In fact, that word…”adorable”….pretty much describes every single project in this book! Of course, what is not to love when it comes to tiny sweaters, baby bloomers, and little booties? The projects are organized by trimester so that projects that take more time (like baby afghans) can be started early on and finished in plenty of time for the baby. The second trimester section has more gender specific patterns (like the tutu mentioned) because by then you might know if you are having a boy or girl. Finally, the third trimester section has the smaller and simpler project in it.
I have really enjoyed browsing through the patterns, mainly because the photographs are so nice. Each pattern has at least one photograph of the entire finished piece (sometimes more than one) as well as close ups so you can see details, such as the lace-like trim on a pair of bloomers. While there are a few challenging projects in the book, there are also plenty of burp clothes, hats, and afghans that are a little less involved as far as knitting skills.
The front matter of the book does have some basics on knitting, but I would not expect anyone to learn how to knit using just these few pages, even though they do have instructions and illustrations. However, there is a handy size chart and some other general information that is helpful. One note on the yarn – she does not use any acrylic. Now some will cheer at this and some will gasp, but her reasoning is that for her the washing isn’t that big of a deal (she explains how she does it for her baby’s hand-knits), and she gets the benefit or working with yarn that feels great and also feels good on her baby’s skin. Of course, for those who want super easy wash and wear, I see no reason why all of these patterns could not be made with acrylic.

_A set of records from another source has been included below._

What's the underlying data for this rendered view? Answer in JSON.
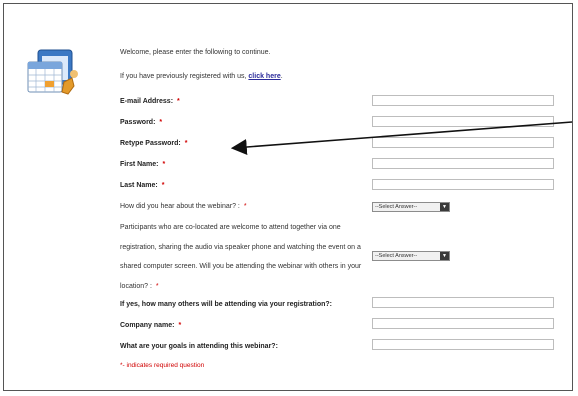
{
  "intro": {
    "welcome": "Welcome, please enter the following to continue.",
    "registered_prefix": "If you have previously registered with us,",
    "click_here": "click here",
    "registered_suffix": "."
  },
  "required_marker": "*",
  "fields": {
    "email": "E-mail Address:",
    "password": "Password:",
    "retype_password": "Retype Password:",
    "first_name": "First Name:",
    "last_name": "Last Name:",
    "hear_about": "How did you hear about the webinar? :",
    "co_located": "Participants who are co-located are welcome to attend together via one registration, sharing the audio via speaker phone and watching the event on a shared computer screen. Will you be attending the webinar with others in your location? :",
    "how_many": "If yes, how many others will be attending via your registration?:",
    "company": "Company name:",
    "goals": "What are your goals in attending this webinar?:"
  },
  "select_placeholder": "--Select Answer--",
  "select_arrow": "▼",
  "required_note": "*- indicates required question"
}
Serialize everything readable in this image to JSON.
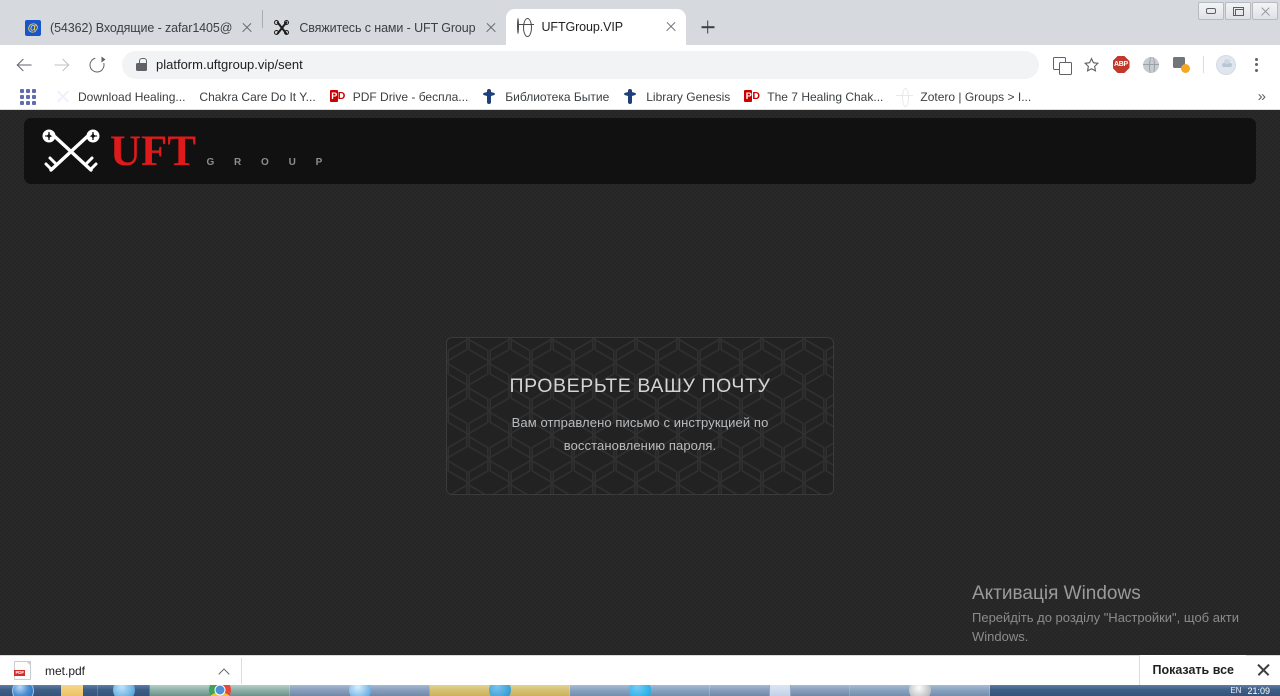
{
  "window": {
    "controls": [
      {
        "name": "minimize",
        "label": "–"
      },
      {
        "name": "restore",
        "label": "❐"
      },
      {
        "name": "close",
        "label": "✕"
      }
    ]
  },
  "tabs": [
    {
      "title": "(54362) Входящие - zafar1405@",
      "favicon": "mail-at-icon",
      "active": false
    },
    {
      "title": "Свяжитесь с нами - UFT Group",
      "favicon": "crossed-keys-icon",
      "active": false
    },
    {
      "title": "UFTGroup.VIP",
      "favicon": "globe-icon",
      "active": true
    }
  ],
  "newtab_label": "+",
  "toolbar": {
    "back_icon": "back-arrow-icon",
    "forward_icon": "forward-arrow-icon",
    "reload_icon": "reload-icon",
    "lock_icon": "lock-icon",
    "url": "platform.uftgroup.vip/sent",
    "icons": [
      {
        "name": "translate-icon"
      },
      {
        "name": "bookmark-star-icon"
      },
      {
        "name": "adblock-plus-icon",
        "label": "ABP"
      },
      {
        "name": "globe-extension-icon"
      },
      {
        "name": "download-extension-icon"
      },
      {
        "name": "profile-avatar"
      },
      {
        "name": "chrome-menu-icon"
      }
    ]
  },
  "bookmarks": {
    "apps_icon": "apps-grid-icon",
    "items": [
      {
        "label": "Download Healing...",
        "icon": "snowflake-icon"
      },
      {
        "label": "Chakra Care Do It Y...",
        "icon": "none"
      },
      {
        "label": "PDF Drive - беспла...",
        "icon": "pdf-icon"
      },
      {
        "label": "Библиотека Бытие",
        "icon": "book-icon"
      },
      {
        "label": "Library Genesis",
        "icon": "book-icon"
      },
      {
        "label": "The 7 Healing Chak...",
        "icon": "pdf-icon"
      },
      {
        "label": "Zotero | Groups > I...",
        "icon": "zotero-globe-icon"
      }
    ],
    "overflow_label": "»"
  },
  "site": {
    "logo": {
      "brand": "UFT",
      "subtitle": "G R O U P",
      "icon": "crossed-keys-logo",
      "brand_color": "#e01a1a",
      "subtitle_color": "#8d8d8d"
    },
    "card": {
      "title": "ПРОВЕРЬТЕ ВАШУ ПОЧТУ",
      "text": "Вам отправлено письмо с инструкцией по восстановлению пароля.",
      "background_color": "#222222",
      "border_color": "#3a3a3a"
    },
    "page_background": "#262626",
    "header_background": "#111111"
  },
  "watermark": {
    "title": "Активація Windows",
    "subtitle": "Перейдіть до розділу \"Настройки\", щоб акти Windows."
  },
  "downloads": {
    "file_name": "met.pdf",
    "file_icon": "pdf-file-icon",
    "chevron_icon": "chevron-up-icon",
    "show_all_label": "Показать все",
    "close_icon": "close-icon"
  },
  "taskbar": {
    "start_icon": "windows-start-orb",
    "pinned": [
      {
        "name": "explorer-taskbar-icon"
      },
      {
        "name": "ie-taskbar-icon"
      }
    ],
    "windows": [
      {
        "name": "chrome-window-button"
      },
      {
        "name": "ie-window-button"
      },
      {
        "name": "telegram-window-button"
      },
      {
        "name": "skype-window-button"
      },
      {
        "name": "word-window-button"
      },
      {
        "name": "eagle-window-button"
      }
    ],
    "language": "EN",
    "clock": "21:09"
  }
}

Before I end, I have to do the math as usual. Okay, so a $20 book (which of course is cheaper on Amazon if you check out my links above) and 30 projects means .67 a project. If you enjoy knitting baby items or if you have wanted to start, this is a bargain book with very wearable and cute (even adorable) patterns that I can’t see any knitter not enjoying and using regularly.